A probe into state capture at Eskom is set to begin in Parliament on Monday, the Cape Times reported on Monday. Acting chairperson of the public enterprises portfolio committee, Zukiswa Rantho confirmed this to the Cape Times on Sunday.
This is just one of four probes into Eskom. House chairperson Cedric Frolick reportedly ordered the committees of home affairs, energy and transport to investigate state capture, too.
The hearings follow a Rapport report that Eskom "bought" the Optimum coal mine for the Gupta family. The Gupta's Tegeta bought the company under controversial circumstances, but it has now been reported that another company, Pembani, initially wanted to purchase it and met more of the requirements for the purchase, but that deal was allegedly stopped by formed Eskom CEO, Brian Molefe.
A source close to the transaction told Rapport:
"There were two requirements to buy Optimum: the buyer had to provide proof that it had financing for the purchase price and that it had a contract to purchase the 4 million tons of coal that Optimum produces for the domestic market every year.
"Pembani had no problem with obtaining the financing, but couldn't get a contract with Eskom.
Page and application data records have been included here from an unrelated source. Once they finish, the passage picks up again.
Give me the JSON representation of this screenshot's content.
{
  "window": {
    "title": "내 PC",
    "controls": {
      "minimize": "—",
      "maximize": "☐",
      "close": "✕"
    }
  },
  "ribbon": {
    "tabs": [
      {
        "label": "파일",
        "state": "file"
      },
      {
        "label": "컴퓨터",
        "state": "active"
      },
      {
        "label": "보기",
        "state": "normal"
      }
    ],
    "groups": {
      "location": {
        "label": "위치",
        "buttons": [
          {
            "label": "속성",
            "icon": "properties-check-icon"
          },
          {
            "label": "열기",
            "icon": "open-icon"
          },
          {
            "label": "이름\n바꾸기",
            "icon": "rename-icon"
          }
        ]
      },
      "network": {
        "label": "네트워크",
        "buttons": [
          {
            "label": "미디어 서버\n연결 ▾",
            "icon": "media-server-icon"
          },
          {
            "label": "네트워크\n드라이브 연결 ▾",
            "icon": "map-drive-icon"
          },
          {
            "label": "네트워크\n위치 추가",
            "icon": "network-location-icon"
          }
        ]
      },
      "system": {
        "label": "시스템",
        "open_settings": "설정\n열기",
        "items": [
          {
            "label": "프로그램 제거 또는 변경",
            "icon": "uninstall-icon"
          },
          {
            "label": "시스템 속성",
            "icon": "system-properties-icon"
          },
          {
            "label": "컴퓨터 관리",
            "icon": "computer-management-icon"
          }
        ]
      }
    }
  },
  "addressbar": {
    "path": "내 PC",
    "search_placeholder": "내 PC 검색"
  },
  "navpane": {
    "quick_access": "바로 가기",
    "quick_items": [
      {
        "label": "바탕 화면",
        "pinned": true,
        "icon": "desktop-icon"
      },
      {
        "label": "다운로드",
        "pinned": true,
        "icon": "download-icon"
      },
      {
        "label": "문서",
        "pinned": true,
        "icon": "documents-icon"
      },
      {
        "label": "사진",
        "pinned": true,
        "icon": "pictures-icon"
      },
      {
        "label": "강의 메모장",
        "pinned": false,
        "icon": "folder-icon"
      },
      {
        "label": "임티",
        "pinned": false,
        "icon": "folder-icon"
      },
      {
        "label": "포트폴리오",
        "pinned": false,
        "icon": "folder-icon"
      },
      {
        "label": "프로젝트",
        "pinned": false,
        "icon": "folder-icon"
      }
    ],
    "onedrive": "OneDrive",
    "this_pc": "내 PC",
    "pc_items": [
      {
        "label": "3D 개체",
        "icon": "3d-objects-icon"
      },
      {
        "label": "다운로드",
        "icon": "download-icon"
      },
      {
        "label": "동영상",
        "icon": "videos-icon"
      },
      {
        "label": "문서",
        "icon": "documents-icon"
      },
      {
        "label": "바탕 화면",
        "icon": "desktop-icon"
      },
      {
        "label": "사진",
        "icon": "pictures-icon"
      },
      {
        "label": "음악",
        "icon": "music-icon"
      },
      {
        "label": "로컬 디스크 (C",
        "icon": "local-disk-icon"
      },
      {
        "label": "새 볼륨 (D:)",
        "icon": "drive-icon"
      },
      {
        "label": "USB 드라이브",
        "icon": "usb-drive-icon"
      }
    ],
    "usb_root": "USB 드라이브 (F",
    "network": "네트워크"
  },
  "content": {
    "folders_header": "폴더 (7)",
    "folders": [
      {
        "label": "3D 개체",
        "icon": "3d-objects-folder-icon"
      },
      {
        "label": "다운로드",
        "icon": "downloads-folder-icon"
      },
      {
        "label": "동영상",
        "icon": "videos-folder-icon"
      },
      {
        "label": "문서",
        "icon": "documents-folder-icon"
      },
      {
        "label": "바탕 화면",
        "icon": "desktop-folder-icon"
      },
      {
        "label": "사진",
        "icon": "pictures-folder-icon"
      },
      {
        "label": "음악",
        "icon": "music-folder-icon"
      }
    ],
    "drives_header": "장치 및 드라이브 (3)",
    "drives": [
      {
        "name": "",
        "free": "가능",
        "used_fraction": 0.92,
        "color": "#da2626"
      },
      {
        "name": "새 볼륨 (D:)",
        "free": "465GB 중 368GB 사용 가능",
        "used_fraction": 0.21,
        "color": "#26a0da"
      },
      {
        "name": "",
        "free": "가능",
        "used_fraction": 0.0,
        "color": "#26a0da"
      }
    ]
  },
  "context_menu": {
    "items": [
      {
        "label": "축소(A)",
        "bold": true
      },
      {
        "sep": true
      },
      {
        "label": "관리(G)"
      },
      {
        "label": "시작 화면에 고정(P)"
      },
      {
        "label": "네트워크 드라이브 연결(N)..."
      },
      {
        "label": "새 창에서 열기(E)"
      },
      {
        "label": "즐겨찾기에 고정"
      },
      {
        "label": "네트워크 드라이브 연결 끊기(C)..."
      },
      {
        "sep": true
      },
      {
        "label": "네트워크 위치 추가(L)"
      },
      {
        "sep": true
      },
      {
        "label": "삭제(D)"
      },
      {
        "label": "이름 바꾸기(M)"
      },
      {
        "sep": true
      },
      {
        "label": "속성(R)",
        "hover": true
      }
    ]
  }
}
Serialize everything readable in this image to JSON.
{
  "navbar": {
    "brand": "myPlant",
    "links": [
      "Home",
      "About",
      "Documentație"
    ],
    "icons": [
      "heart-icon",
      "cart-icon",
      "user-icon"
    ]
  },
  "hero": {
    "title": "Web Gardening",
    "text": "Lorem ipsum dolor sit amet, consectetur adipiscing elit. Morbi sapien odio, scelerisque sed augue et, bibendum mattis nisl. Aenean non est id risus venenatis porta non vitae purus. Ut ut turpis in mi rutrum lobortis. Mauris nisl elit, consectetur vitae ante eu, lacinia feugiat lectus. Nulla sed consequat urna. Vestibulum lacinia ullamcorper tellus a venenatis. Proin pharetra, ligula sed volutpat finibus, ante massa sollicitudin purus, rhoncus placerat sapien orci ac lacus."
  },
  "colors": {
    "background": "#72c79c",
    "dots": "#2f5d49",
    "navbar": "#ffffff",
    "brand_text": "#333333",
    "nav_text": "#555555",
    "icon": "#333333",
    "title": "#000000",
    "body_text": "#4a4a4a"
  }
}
They only had one meeting with Eskom, but Molefe himself told Pembani at the meeting held in December 2015 that Eskom would not conclude a contract with them."
The Cape Times reported that Monday's hearings would begin with testimony from the South African Council of Churches and the State Research capacity Project, which had released reports into state capture.
The committee has also reportedly sent letters to President Jacob Zuma's son, Duduzane and the Guptas summoning them to appear before it.
Last week, Eskom revealed its financial statements which showed that the power utility made a loss of R870 million. Nevertheless, its employees were reportedly given performance bonuses of nearly R90 000 each, News24 reported.
At a press conference, Eskom's CEO Anoj Singh insisted that Eskom had made a profit of R888 million, but it turned out that this was actually made by the Eskom Group, which includes other profitable companies besides the power utility.